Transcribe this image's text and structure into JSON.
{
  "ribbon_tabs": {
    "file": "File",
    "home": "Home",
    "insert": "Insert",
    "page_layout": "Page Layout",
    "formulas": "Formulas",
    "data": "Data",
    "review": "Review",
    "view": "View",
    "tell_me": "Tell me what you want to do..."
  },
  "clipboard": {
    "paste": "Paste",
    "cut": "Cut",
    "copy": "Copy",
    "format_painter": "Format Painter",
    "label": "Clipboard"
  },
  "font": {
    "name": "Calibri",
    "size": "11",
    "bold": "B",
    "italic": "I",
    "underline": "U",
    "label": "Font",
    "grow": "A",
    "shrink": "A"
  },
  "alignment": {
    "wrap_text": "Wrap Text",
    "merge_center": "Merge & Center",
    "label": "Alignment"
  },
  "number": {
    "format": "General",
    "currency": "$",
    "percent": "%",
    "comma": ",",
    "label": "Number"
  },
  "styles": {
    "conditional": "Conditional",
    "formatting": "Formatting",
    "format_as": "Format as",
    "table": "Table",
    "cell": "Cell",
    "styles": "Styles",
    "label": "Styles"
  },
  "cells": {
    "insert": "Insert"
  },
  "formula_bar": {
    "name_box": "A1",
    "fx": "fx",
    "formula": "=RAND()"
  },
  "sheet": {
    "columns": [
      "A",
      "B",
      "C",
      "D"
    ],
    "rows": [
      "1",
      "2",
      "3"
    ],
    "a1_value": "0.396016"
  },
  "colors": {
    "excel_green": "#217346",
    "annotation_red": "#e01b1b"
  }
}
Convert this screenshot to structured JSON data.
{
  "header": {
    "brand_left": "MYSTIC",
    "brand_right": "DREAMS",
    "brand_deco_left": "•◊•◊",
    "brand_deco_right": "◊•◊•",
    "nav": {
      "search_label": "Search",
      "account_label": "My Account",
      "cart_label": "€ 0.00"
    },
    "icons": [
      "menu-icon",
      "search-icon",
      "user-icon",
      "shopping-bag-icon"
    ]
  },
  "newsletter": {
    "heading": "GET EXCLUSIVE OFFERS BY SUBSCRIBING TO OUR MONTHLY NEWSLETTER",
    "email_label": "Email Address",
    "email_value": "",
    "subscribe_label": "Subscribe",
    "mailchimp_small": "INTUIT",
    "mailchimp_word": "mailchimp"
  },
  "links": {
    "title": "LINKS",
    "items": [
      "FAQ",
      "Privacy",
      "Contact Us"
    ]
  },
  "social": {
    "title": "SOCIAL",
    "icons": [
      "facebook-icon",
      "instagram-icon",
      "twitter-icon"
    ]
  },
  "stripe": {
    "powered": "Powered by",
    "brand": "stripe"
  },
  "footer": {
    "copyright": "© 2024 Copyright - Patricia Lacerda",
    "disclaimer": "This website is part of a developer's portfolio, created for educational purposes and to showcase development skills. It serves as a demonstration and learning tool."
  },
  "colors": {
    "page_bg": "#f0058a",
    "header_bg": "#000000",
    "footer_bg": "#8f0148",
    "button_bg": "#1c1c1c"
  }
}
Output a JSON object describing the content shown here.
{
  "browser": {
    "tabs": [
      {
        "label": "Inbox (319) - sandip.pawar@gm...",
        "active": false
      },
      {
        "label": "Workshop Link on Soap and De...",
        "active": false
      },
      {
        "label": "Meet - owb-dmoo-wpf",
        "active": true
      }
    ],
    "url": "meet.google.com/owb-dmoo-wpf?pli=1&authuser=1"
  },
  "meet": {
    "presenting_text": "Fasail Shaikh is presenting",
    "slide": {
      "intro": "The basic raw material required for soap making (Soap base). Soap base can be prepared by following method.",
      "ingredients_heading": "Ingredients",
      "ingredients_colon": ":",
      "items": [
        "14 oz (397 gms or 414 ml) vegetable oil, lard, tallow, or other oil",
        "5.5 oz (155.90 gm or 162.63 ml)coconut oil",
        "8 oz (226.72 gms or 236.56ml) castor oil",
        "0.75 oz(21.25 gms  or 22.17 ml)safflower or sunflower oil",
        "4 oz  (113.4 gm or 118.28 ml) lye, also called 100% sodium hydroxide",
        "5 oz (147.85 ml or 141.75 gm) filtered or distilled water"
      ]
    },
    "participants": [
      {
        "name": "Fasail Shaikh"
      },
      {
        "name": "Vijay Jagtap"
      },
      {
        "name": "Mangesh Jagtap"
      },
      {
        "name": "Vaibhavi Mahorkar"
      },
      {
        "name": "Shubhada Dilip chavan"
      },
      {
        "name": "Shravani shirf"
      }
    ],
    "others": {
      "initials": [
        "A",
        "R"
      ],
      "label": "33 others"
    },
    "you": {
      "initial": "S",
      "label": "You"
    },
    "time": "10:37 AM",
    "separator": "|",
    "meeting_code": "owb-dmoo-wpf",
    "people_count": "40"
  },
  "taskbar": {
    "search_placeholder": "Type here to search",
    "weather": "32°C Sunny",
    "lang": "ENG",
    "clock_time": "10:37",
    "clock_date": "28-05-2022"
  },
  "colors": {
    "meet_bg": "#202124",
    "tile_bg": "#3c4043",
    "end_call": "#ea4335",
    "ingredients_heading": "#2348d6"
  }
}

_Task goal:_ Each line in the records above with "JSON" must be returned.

_Exercise solution:_
Transcribe this image's text and structure into JSON.
Convert this screenshot to structured JSON data.
Output a JSON object describing the content shown here.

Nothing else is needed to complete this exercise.